**Supplied material**

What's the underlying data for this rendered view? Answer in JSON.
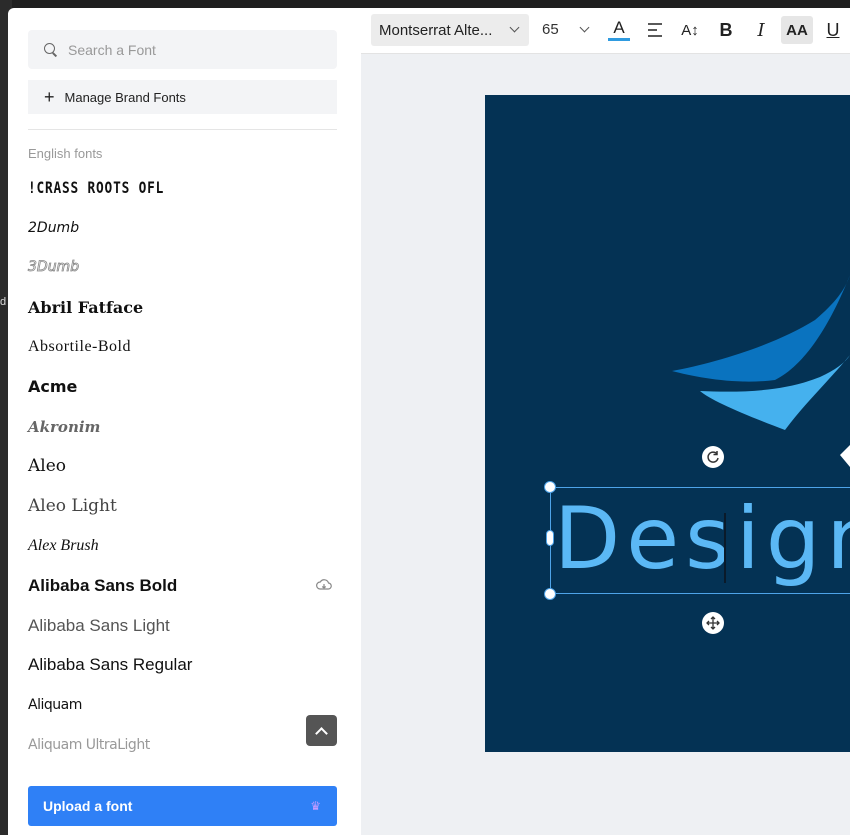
{
  "sidebar": {
    "search_placeholder": "Search a Font",
    "manage_label": "Manage Brand Fonts",
    "section_label": "English fonts",
    "fonts": [
      {
        "name": "!CRASS ROOTS OFL",
        "cloud": false
      },
      {
        "name": "2Dumb",
        "cloud": false
      },
      {
        "name": "3Dumb",
        "cloud": false
      },
      {
        "name": "Abril Fatface",
        "cloud": false
      },
      {
        "name": "Absortile-Bold",
        "cloud": false
      },
      {
        "name": "Acme",
        "cloud": false
      },
      {
        "name": "Akronim",
        "cloud": false
      },
      {
        "name": "Aleo",
        "cloud": false
      },
      {
        "name": "Aleo Light",
        "cloud": false
      },
      {
        "name": "Alex Brush",
        "cloud": false
      },
      {
        "name": "Alibaba Sans Bold",
        "cloud": true
      },
      {
        "name": "Alibaba Sans Light",
        "cloud": false
      },
      {
        "name": "Alibaba Sans Regular",
        "cloud": false
      },
      {
        "name": "Aliquam",
        "cloud": false
      },
      {
        "name": "Aliquam UltraLight",
        "cloud": false
      }
    ],
    "upload_label": "Upload a font"
  },
  "toolbar": {
    "font_name": "Montserrat Alte...",
    "font_size": "65",
    "text_color": "#2f9be0"
  },
  "canvas": {
    "text": "Design",
    "background": "#043254"
  },
  "edge": {
    "text": "d"
  }
}
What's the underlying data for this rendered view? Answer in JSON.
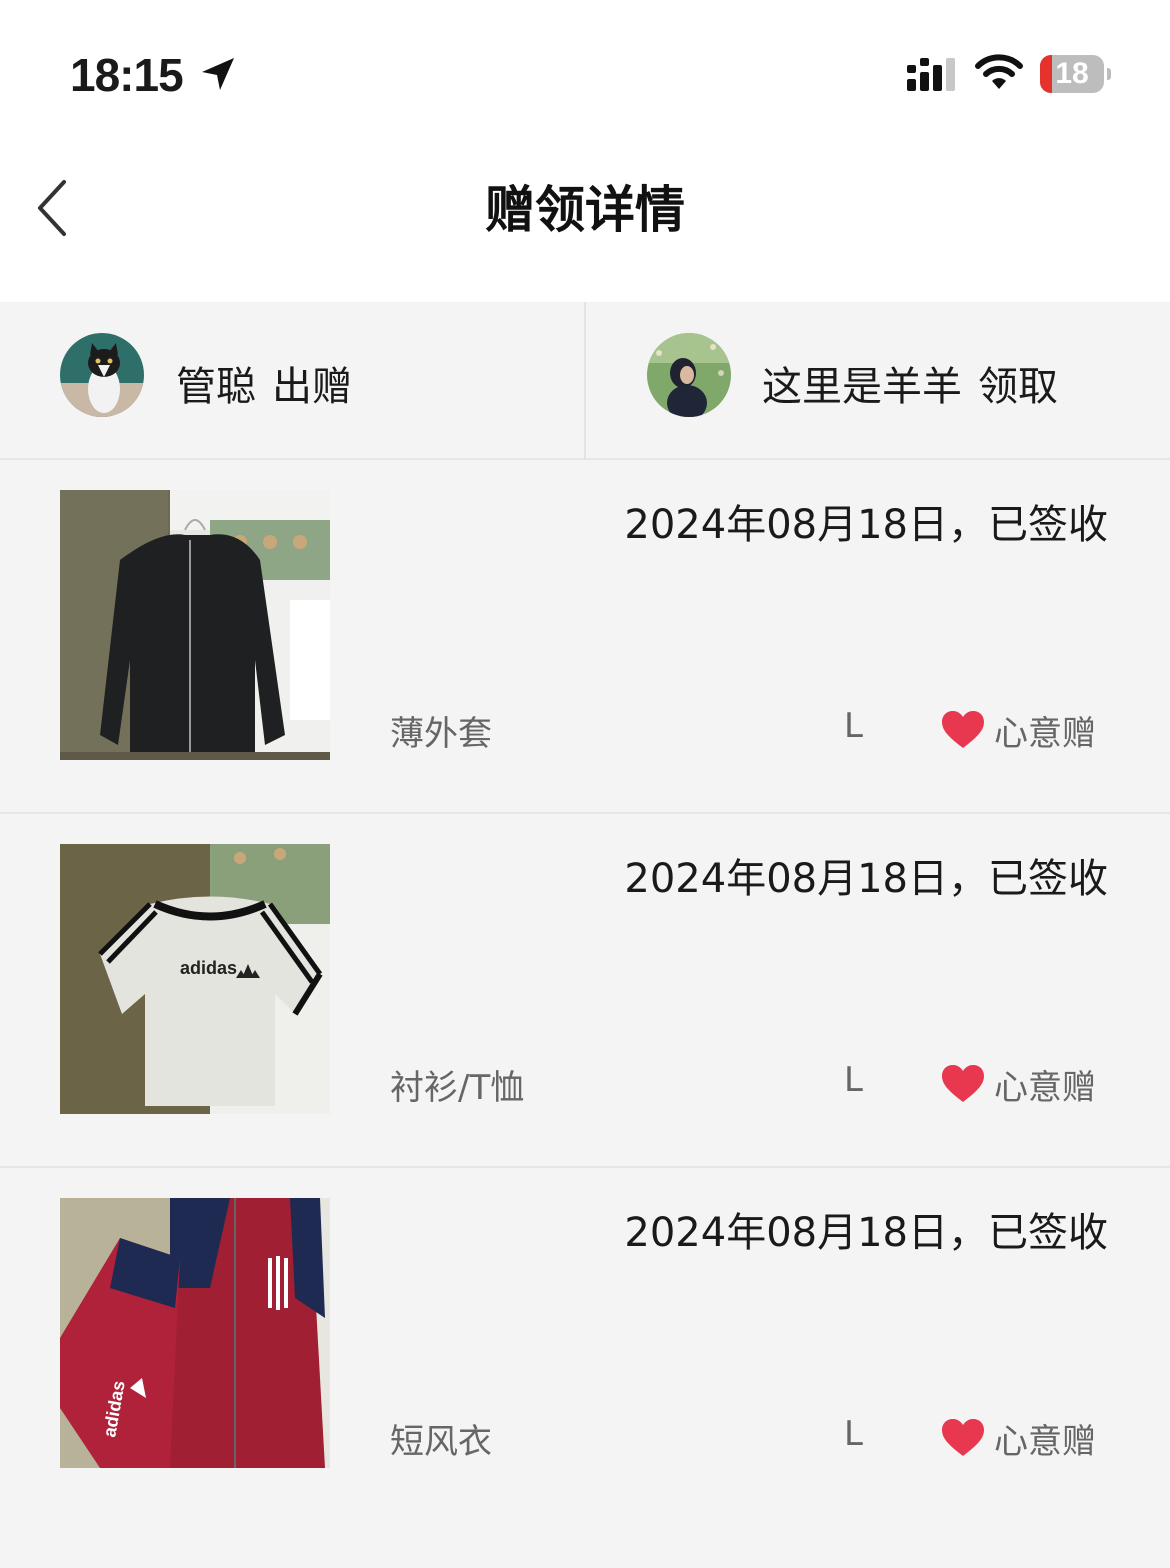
{
  "status_bar": {
    "time": "18:15",
    "battery_level": "18",
    "battery_fraction": 0.18,
    "icons": [
      "location-arrow-icon",
      "signal-icon",
      "wifi-icon",
      "battery-icon"
    ]
  },
  "nav": {
    "title": "赠领详情",
    "back_icon": "chevron-left-icon"
  },
  "giver": {
    "name": "管聪",
    "action": "出赠"
  },
  "receiver": {
    "name": "这里是羊羊",
    "action": "领取"
  },
  "colors": {
    "heart": "#e8384f",
    "battery_low": "#e5322d",
    "background": "#f4f4f4"
  },
  "items": [
    {
      "date_status": "2024年08月18日，已签收",
      "category": "薄外套",
      "size": "L",
      "tag": "心意赠",
      "image": "black-zip-jacket-photo"
    },
    {
      "date_status": "2024年08月18日，已签收",
      "category": "衬衫/T恤",
      "size": "L",
      "tag": "心意赠",
      "image": "adidas-white-tshirt-photo"
    },
    {
      "date_status": "2024年08月18日，已签收",
      "category": "短风衣",
      "size": "L",
      "tag": "心意赠",
      "image": "red-navy-windbreaker-photo"
    }
  ]
}
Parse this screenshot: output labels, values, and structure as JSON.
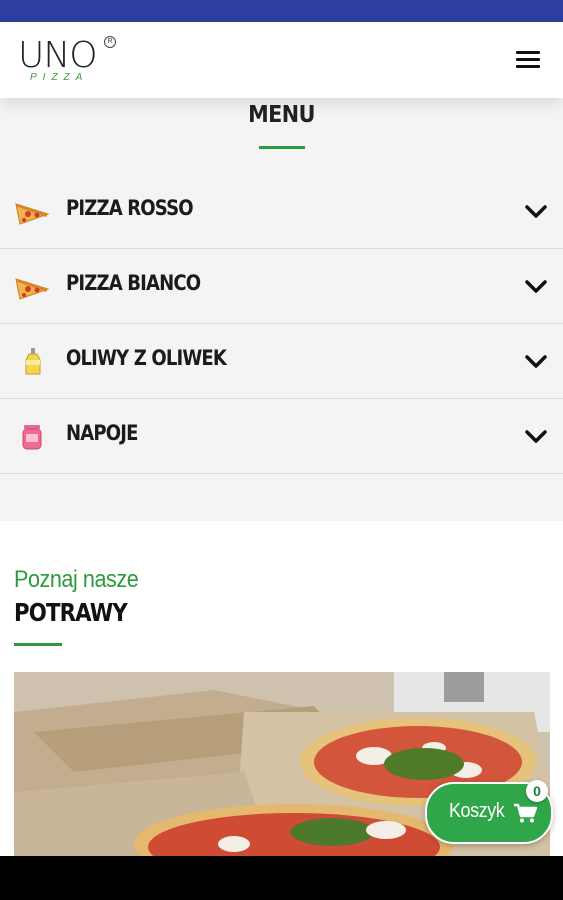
{
  "header": {
    "logo_main": "UNO",
    "logo_sub": "PIZZA",
    "logo_reg": "R"
  },
  "menu": {
    "title": "MENU",
    "categories": [
      {
        "label": "PIZZA ROSSO",
        "icon": "pizza-slice-icon"
      },
      {
        "label": "PIZZA BIANCO",
        "icon": "pizza-slice-icon"
      },
      {
        "label": "OLIWY Z OLIWEK",
        "icon": "oil-bottle-icon"
      },
      {
        "label": "NAPOJE",
        "icon": "drink-jar-icon"
      }
    ]
  },
  "potrawy": {
    "subtitle": "Poznaj nasze",
    "title": "POTRAWY"
  },
  "cart": {
    "label": "Koszyk",
    "count": "0"
  },
  "colors": {
    "status_bar": "#2e3d9e",
    "accent_green": "#2e9a3e",
    "menu_bg": "#f4f4f4"
  }
}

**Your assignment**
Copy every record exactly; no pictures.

**Answer box**
What's the underlying data for this rendered view? Answer in JSON.
{
  "sidebar": {
    "search_placeholder": "Search a Font",
    "manage_label": "Manage Brand Fonts",
    "section_label": "English fonts",
    "fonts": [
      {
        "name": "!CRASS ROOTS OFL",
        "cloud": false
      },
      {
        "name": "2Dumb",
        "cloud": false
      },
      {
        "name": "3Dumb",
        "cloud": false
      },
      {
        "name": "Abril Fatface",
        "cloud": false
      },
      {
        "name": "Absortile-Bold",
        "cloud": false
      },
      {
        "name": "Acme",
        "cloud": false
      },
      {
        "name": "Akronim",
        "cloud": false
      },
      {
        "name": "Aleo",
        "cloud": false
      },
      {
        "name": "Aleo Light",
        "cloud": false
      },
      {
        "name": "Alex Brush",
        "cloud": false
      },
      {
        "name": "Alibaba Sans Bold",
        "cloud": true
      },
      {
        "name": "Alibaba Sans Light",
        "cloud": false
      },
      {
        "name": "Alibaba Sans Regular",
        "cloud": false
      },
      {
        "name": "Aliquam",
        "cloud": false
      },
      {
        "name": "Aliquam UltraLight",
        "cloud": false
      }
    ],
    "upload_label": "Upload a font"
  },
  "toolbar": {
    "font_name": "Montserrat Alte...",
    "font_size": "65",
    "text_color": "#2f9be0"
  },
  "canvas": {
    "text": "Design",
    "background": "#043254"
  },
  "edge": {
    "text": "d"
  }
}
What's the underlying data for this rendered view? Answer in JSON.
{
  "status_bar": {
    "time": "18:15",
    "battery_level": "18",
    "battery_fraction": 0.18,
    "icons": [
      "location-arrow-icon",
      "signal-icon",
      "wifi-icon",
      "battery-icon"
    ]
  },
  "nav": {
    "title": "赠领详情",
    "back_icon": "chevron-left-icon"
  },
  "giver": {
    "name": "管聪",
    "action": "出赠"
  },
  "receiver": {
    "name": "这里是羊羊",
    "action": "领取"
  },
  "colors": {
    "heart": "#e8384f",
    "battery_low": "#e5322d",
    "background": "#f4f4f4"
  },
  "items": [
    {
      "date_status": "2024年08月18日，已签收",
      "category": "薄外套",
      "size": "L",
      "tag": "心意赠",
      "image": "black-zip-jacket-photo"
    },
    {
      "date_status": "2024年08月18日，已签收",
      "category": "衬衫/T恤",
      "size": "L",
      "tag": "心意赠",
      "image": "adidas-white-tshirt-photo"
    },
    {
      "date_status": "2024年08月18日，已签收",
      "category": "短风衣",
      "size": "L",
      "tag": "心意赠",
      "image": "red-navy-windbreaker-photo"
    }
  ]
}
Parse this screenshot: output labels, values, and structure as JSON.
{
  "header": {
    "logo_main": "UNO",
    "logo_sub": "PIZZA",
    "logo_reg": "R"
  },
  "menu": {
    "title": "MENU",
    "categories": [
      {
        "label": "PIZZA ROSSO",
        "icon": "pizza-slice-icon"
      },
      {
        "label": "PIZZA BIANCO",
        "icon": "pizza-slice-icon"
      },
      {
        "label": "OLIWY Z OLIWEK",
        "icon": "oil-bottle-icon"
      },
      {
        "label": "NAPOJE",
        "icon": "drink-jar-icon"
      }
    ]
  },
  "potrawy": {
    "subtitle": "Poznaj nasze",
    "title": "POTRAWY"
  },
  "cart": {
    "label": "Koszyk",
    "count": "0"
  },
  "colors": {
    "status_bar": "#2e3d9e",
    "accent_green": "#2e9a3e",
    "menu_bg": "#f4f4f4"
  }
}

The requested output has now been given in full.